Of course, that is all water under the bridge, but every now and then, a yearning for the before-the-injury times creeps into my mind. Those were the times when I could walk fast and dance freely; when I could sing and enjoy singing; when I could work (and type my translation and editing jobs fast with two hands); when I could cook for my family, for BHA members, and for the needy – when I was active and could help others, instead of needing others to help me. Then, I focus on the future: time will magically fly, and suddenly, the past will be restored to me and I’ll be able to do the things I’m unable to do now.

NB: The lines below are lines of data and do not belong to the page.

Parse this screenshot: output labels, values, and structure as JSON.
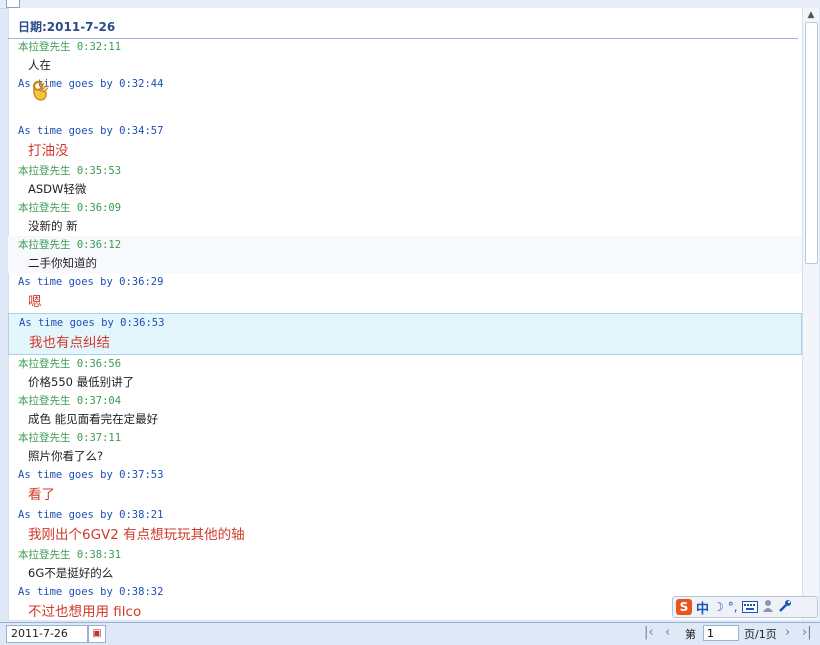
{
  "date_header": "日期:2011-7-26",
  "messages": [
    {
      "sender": "本拉登先生",
      "time": "0:32:11",
      "role": "self",
      "text": "人在",
      "size": "small"
    },
    {
      "sender": "As time goes by",
      "time": "0:32:44",
      "role": "other",
      "text": "",
      "size": "emoji",
      "emoji": "ok-hand-icon"
    },
    {
      "sender": "As time goes by",
      "time": "0:34:57",
      "role": "other",
      "text": "打油没",
      "size": "big"
    },
    {
      "sender": "本拉登先生",
      "time": "0:35:53",
      "role": "self",
      "text": "ASDW轻微",
      "size": "small"
    },
    {
      "sender": "本拉登先生",
      "time": "0:36:09",
      "role": "self",
      "text": "没新的 新",
      "size": "small"
    },
    {
      "sender": "本拉登先生",
      "time": "0:36:12",
      "role": "self",
      "text": "二手你知道的",
      "size": "small"
    },
    {
      "sender": "As time goes by",
      "time": "0:36:29",
      "role": "other",
      "text": "嗯",
      "size": "big"
    },
    {
      "sender": "As time goes by",
      "time": "0:36:53",
      "role": "other",
      "text": "我也有点纠结",
      "size": "big"
    },
    {
      "sender": "本拉登先生",
      "time": "0:36:56",
      "role": "self",
      "text": "价格550 最低别讲了",
      "size": "small"
    },
    {
      "sender": "本拉登先生",
      "time": "0:37:04",
      "role": "self",
      "text": "成色 能见面看完在定最好",
      "size": "small"
    },
    {
      "sender": "本拉登先生",
      "time": "0:37:11",
      "role": "self",
      "text": "照片你看了么?",
      "size": "small"
    },
    {
      "sender": "As time goes by",
      "time": "0:37:53",
      "role": "other",
      "text": "看了",
      "size": "big"
    },
    {
      "sender": "As time goes by",
      "time": "0:38:21",
      "role": "other",
      "text": "我刚出个6GV2 有点想玩玩其他的轴",
      "size": "big"
    },
    {
      "sender": "本拉登先生",
      "time": "0:38:31",
      "role": "self",
      "text": "6G不是挺好的么",
      "size": "small"
    },
    {
      "sender": "As time goes by",
      "time": "0:38:32",
      "role": "other",
      "text": "不过也想用用 filco",
      "size": "big"
    }
  ],
  "ime": {
    "logo": "S",
    "mode": "中",
    "moon": "☽",
    "punct": "°,"
  },
  "bottom": {
    "date_value": "2011-7-26",
    "page_prefix": "第",
    "page_value": "1",
    "page_suffix": "页/1页"
  },
  "colors": {
    "self": "#3a9a52",
    "other": "#1d4fb5",
    "big_text": "#d03a2a",
    "highlight": "#e3f6fc"
  }
}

Since I’m constantly traveling back and forth, I never spend much time here, in the present. And since I don’t remain here, I can’t carry out all those activities that I can actually perform because I have the gift that the injury has given me – the gift of time (I talk about it elsewhere). I can’t think of it as a gift that needs to be played with, that needs to be enjoyed; I can’t rejoice in it. A while ago, I felt happy to have time to do things that give me pleasure, and now I can’t find pleasure in doing them because I spend all my free time looking at the past and the future.

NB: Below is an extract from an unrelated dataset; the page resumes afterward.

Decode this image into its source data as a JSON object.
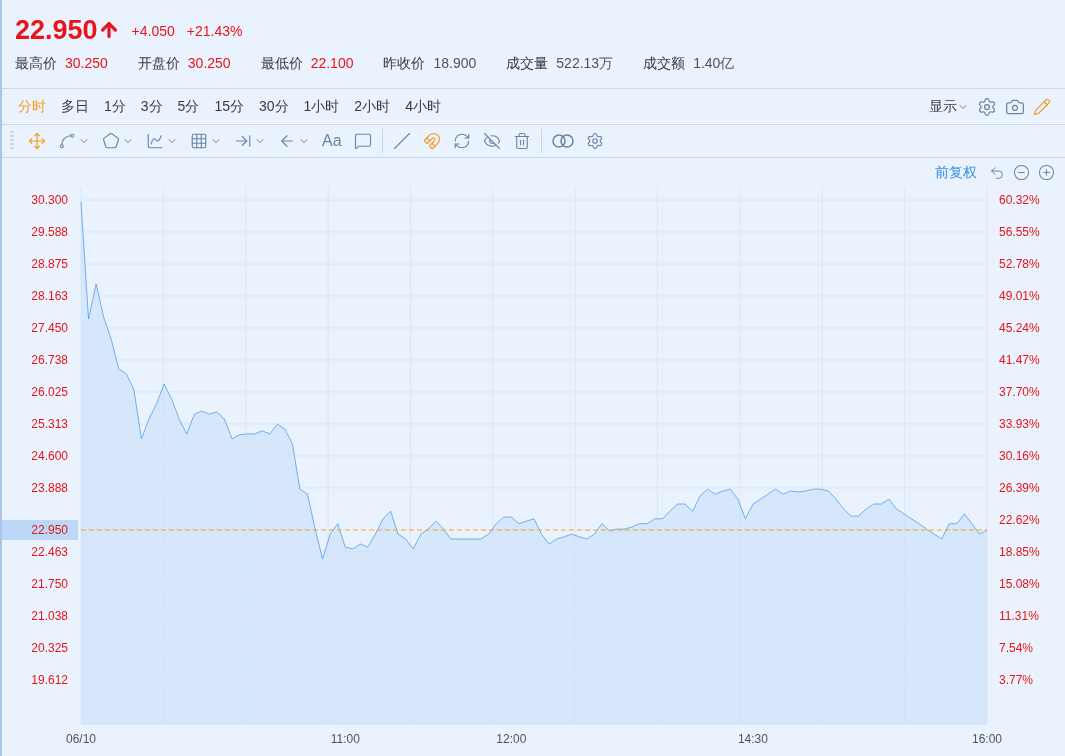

I should strive to have, unlike Janus, one face only and look only at the present, enjoying the beauty each day has to offer. I should neither yearn nor hope, but deliberately savor each day’s delicacy. I shouldn’t travel backward or forward; I should play with my gift.